_Data_.
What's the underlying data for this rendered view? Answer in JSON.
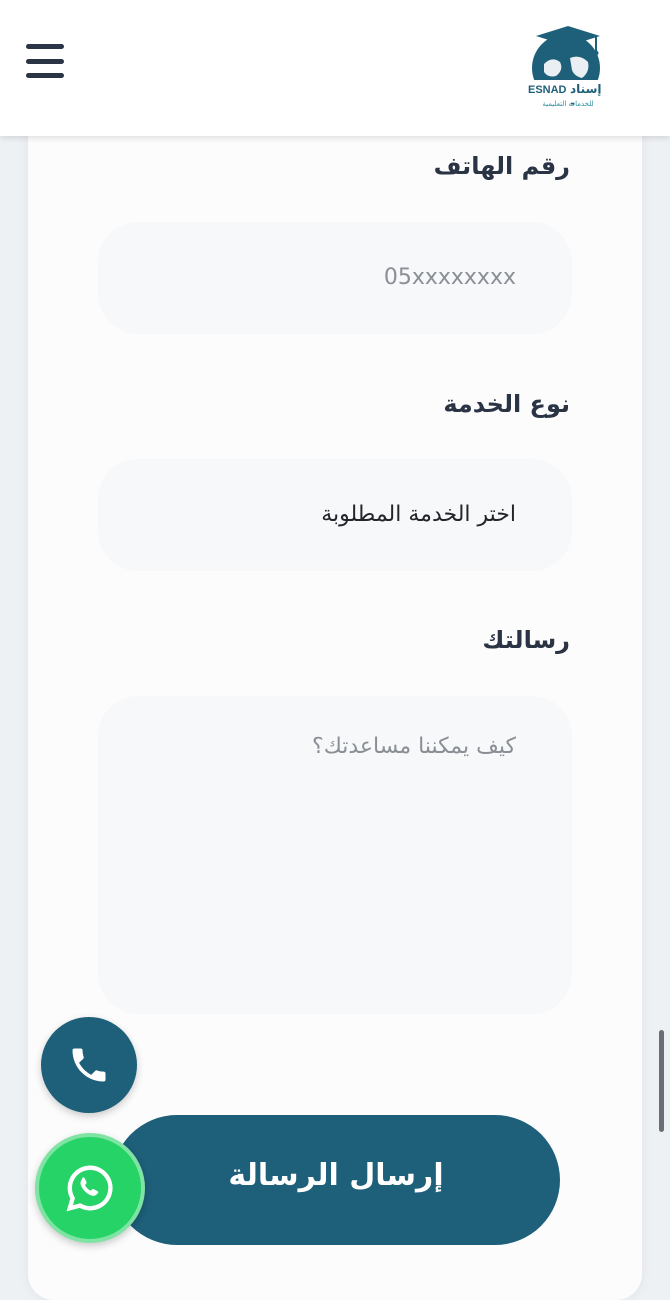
{
  "header": {
    "logo_en": "ESNAD",
    "logo_ar": "إسناد -",
    "logo_sub": "للخدمات التعليمية"
  },
  "form": {
    "phone": {
      "label": "رقم الهاتف",
      "placeholder": "05xxxxxxxx"
    },
    "service": {
      "label": "نوع الخدمة",
      "selected": "اختر الخدمة المطلوبة"
    },
    "message": {
      "label": "رسالتك",
      "placeholder": "كيف يمكننا مساعدتك؟"
    },
    "submit_label": "إرسال الرسالة"
  },
  "colors": {
    "brand": "#1e5f7a",
    "whatsapp": "#25d366",
    "text": "#2a3444"
  },
  "icons": {
    "menu": "hamburger-icon",
    "phone": "phone-icon",
    "whatsapp": "whatsapp-icon"
  }
}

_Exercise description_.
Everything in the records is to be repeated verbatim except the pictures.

_Reply_.
What's the underlying data for this rendered view? Answer in JSON.
{
  "header": {
    "logo_en": "ESNAD",
    "logo_ar": "إسناد -",
    "logo_sub": "للخدمات التعليمية"
  },
  "form": {
    "phone": {
      "label": "رقم الهاتف",
      "placeholder": "05xxxxxxxx"
    },
    "service": {
      "label": "نوع الخدمة",
      "selected": "اختر الخدمة المطلوبة"
    },
    "message": {
      "label": "رسالتك",
      "placeholder": "كيف يمكننا مساعدتك؟"
    },
    "submit_label": "إرسال الرسالة"
  },
  "colors": {
    "brand": "#1e5f7a",
    "whatsapp": "#25d366",
    "text": "#2a3444"
  },
  "icons": {
    "menu": "hamburger-icon",
    "phone": "phone-icon",
    "whatsapp": "whatsapp-icon"
  }
}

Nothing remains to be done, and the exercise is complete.